BEGIN

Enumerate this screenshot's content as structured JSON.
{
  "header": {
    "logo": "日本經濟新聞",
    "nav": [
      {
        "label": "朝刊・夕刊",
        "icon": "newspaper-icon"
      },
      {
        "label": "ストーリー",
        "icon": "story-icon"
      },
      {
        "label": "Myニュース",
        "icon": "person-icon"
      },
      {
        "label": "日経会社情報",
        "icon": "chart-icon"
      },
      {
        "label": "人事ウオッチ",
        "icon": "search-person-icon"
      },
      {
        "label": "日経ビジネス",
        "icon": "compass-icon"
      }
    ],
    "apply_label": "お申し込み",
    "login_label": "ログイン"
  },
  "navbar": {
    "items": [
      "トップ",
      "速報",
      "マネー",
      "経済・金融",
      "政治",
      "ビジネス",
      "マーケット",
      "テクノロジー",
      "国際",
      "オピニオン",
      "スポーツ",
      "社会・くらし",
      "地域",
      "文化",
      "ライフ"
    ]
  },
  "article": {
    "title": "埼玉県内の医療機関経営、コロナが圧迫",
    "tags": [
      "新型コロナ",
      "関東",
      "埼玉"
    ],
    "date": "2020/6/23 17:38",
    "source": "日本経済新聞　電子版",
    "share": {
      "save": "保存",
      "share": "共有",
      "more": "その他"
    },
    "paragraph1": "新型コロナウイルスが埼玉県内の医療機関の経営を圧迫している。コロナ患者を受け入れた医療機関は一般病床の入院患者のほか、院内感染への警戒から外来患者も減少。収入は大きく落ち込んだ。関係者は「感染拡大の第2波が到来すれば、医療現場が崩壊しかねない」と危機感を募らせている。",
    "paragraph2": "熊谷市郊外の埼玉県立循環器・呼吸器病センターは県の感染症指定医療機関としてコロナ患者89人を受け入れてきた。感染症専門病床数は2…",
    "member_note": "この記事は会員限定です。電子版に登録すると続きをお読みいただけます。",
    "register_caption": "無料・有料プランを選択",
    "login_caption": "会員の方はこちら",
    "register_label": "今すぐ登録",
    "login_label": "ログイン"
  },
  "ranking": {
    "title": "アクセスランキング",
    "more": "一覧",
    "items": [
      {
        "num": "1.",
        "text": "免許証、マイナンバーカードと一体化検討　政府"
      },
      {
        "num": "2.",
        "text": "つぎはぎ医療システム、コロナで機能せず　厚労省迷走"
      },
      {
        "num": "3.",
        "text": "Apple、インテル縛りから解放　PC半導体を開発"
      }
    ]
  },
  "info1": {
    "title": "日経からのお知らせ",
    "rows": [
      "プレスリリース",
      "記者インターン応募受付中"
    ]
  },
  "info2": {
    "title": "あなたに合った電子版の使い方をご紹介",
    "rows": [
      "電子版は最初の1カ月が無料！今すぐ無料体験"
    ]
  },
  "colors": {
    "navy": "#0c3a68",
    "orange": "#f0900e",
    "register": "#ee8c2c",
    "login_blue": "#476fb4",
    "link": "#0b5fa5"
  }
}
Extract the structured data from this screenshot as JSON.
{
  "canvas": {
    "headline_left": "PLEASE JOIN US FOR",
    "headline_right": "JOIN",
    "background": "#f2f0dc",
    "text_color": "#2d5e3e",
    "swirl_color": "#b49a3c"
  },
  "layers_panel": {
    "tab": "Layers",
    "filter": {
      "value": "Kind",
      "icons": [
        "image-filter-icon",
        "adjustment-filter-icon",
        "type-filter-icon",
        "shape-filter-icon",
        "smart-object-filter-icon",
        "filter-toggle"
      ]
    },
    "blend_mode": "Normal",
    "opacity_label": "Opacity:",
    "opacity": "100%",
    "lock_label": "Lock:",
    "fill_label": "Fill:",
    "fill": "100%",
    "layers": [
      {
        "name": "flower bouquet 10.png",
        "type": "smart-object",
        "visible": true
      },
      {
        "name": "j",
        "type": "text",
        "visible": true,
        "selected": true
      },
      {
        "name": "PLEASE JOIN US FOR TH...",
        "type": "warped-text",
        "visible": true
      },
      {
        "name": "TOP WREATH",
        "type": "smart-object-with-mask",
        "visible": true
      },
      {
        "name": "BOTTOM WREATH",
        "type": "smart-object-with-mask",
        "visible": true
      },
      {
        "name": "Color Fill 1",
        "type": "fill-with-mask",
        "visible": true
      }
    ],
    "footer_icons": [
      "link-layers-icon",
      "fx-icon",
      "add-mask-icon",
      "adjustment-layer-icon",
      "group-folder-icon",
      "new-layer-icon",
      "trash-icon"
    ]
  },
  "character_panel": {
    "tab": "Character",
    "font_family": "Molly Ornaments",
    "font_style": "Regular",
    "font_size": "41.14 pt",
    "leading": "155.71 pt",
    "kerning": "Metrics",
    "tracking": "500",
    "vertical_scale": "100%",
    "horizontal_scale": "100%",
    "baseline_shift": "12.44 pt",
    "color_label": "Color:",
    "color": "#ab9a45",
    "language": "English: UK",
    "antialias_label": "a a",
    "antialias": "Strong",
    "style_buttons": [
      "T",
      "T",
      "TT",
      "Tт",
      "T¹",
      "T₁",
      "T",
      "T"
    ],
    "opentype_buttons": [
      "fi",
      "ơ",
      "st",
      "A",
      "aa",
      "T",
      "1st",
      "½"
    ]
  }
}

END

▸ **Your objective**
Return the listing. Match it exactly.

▸ **Exercise response**
Enumerate this screenshot's content as structured JSON.
{
  "header": {
    "logo": "日本經濟新聞",
    "nav": [
      {
        "label": "朝刊・夕刊",
        "icon": "newspaper-icon"
      },
      {
        "label": "ストーリー",
        "icon": "story-icon"
      },
      {
        "label": "Myニュース",
        "icon": "person-icon"
      },
      {
        "label": "日経会社情報",
        "icon": "chart-icon"
      },
      {
        "label": "人事ウオッチ",
        "icon": "search-person-icon"
      },
      {
        "label": "日経ビジネス",
        "icon": "compass-icon"
      }
    ],
    "apply_label": "お申し込み",
    "login_label": "ログイン"
  },
  "navbar": {
    "items": [
      "トップ",
      "速報",
      "マネー",
      "経済・金融",
      "政治",
      "ビジネス",
      "マーケット",
      "テクノロジー",
      "国際",
      "オピニオン",
      "スポーツ",
      "社会・くらし",
      "地域",
      "文化",
      "ライフ"
    ]
  },
  "article": {
    "title": "埼玉県内の医療機関経営、コロナが圧迫",
    "tags": [
      "新型コロナ",
      "関東",
      "埼玉"
    ],
    "date": "2020/6/23 17:38",
    "source": "日本経済新聞　電子版",
    "share": {
      "save": "保存",
      "share": "共有",
      "more": "その他"
    },
    "paragraph1": "新型コロナウイルスが埼玉県内の医療機関の経営を圧迫している。コロナ患者を受け入れた医療機関は一般病床の入院患者のほか、院内感染への警戒から外来患者も減少。収入は大きく落ち込んだ。関係者は「感染拡大の第2波が到来すれば、医療現場が崩壊しかねない」と危機感を募らせている。",
    "paragraph2": "熊谷市郊外の埼玉県立循環器・呼吸器病センターは県の感染症指定医療機関としてコロナ患者89人を受け入れてきた。感染症専門病床数は2…",
    "member_note": "この記事は会員限定です。電子版に登録すると続きをお読みいただけます。",
    "register_caption": "無料・有料プランを選択",
    "login_caption": "会員の方はこちら",
    "register_label": "今すぐ登録",
    "login_label": "ログイン"
  },
  "ranking": {
    "title": "アクセスランキング",
    "more": "一覧",
    "items": [
      {
        "num": "1.",
        "text": "免許証、マイナンバーカードと一体化検討　政府"
      },
      {
        "num": "2.",
        "text": "つぎはぎ医療システム、コロナで機能せず　厚労省迷走"
      },
      {
        "num": "3.",
        "text": "Apple、インテル縛りから解放　PC半導体を開発"
      }
    ]
  },
  "info1": {
    "title": "日経からのお知らせ",
    "rows": [
      "プレスリリース",
      "記者インターン応募受付中"
    ]
  },
  "info2": {
    "title": "あなたに合った電子版の使い方をご紹介",
    "rows": [
      "電子版は最初の1カ月が無料！今すぐ無料体験"
    ]
  },
  "colors": {
    "navy": "#0c3a68",
    "orange": "#f0900e",
    "register": "#ee8c2c",
    "login_blue": "#476fb4",
    "link": "#0b5fa5"
  }
}
Extract the structured data from this screenshot as JSON.
{
  "canvas": {
    "headline_left": "PLEASE JOIN US FOR",
    "headline_right": "JOIN",
    "background": "#f2f0dc",
    "text_color": "#2d5e3e",
    "swirl_color": "#b49a3c"
  },
  "layers_panel": {
    "tab": "Layers",
    "filter": {
      "value": "Kind",
      "icons": [
        "image-filter-icon",
        "adjustment-filter-icon",
        "type-filter-icon",
        "shape-filter-icon",
        "smart-object-filter-icon",
        "filter-toggle"
      ]
    },
    "blend_mode": "Normal",
    "opacity_label": "Opacity:",
    "opacity": "100%",
    "lock_label": "Lock:",
    "fill_label": "Fill:",
    "fill": "100%",
    "layers": [
      {
        "name": "flower bouquet 10.png",
        "type": "smart-object",
        "visible": true
      },
      {
        "name": "j",
        "type": "text",
        "visible": true,
        "selected": true
      },
      {
        "name": "PLEASE JOIN US FOR TH...",
        "type": "warped-text",
        "visible": true
      },
      {
        "name": "TOP WREATH",
        "type": "smart-object-with-mask",
        "visible": true
      },
      {
        "name": "BOTTOM WREATH",
        "type": "smart-object-with-mask",
        "visible": true
      },
      {
        "name": "Color Fill 1",
        "type": "fill-with-mask",
        "visible": true
      }
    ],
    "footer_icons": [
      "link-layers-icon",
      "fx-icon",
      "add-mask-icon",
      "adjustment-layer-icon",
      "group-folder-icon",
      "new-layer-icon",
      "trash-icon"
    ]
  },
  "character_panel": {
    "tab": "Character",
    "font_family": "Molly Ornaments",
    "font_style": "Regular",
    "font_size": "41.14 pt",
    "leading": "155.71 pt",
    "kerning": "Metrics",
    "tracking": "500",
    "vertical_scale": "100%",
    "horizontal_scale": "100%",
    "baseline_shift": "12.44 pt",
    "color_label": "Color:",
    "color": "#ab9a45",
    "language": "English: UK",
    "antialias_label": "a a",
    "antialias": "Strong",
    "style_buttons": [
      "T",
      "T",
      "TT",
      "Tт",
      "T¹",
      "T₁",
      "T",
      "T"
    ],
    "opentype_buttons": [
      "fi",
      "ơ",
      "st",
      "A",
      "aa",
      "T",
      "1st",
      "½"
    ]
  }
}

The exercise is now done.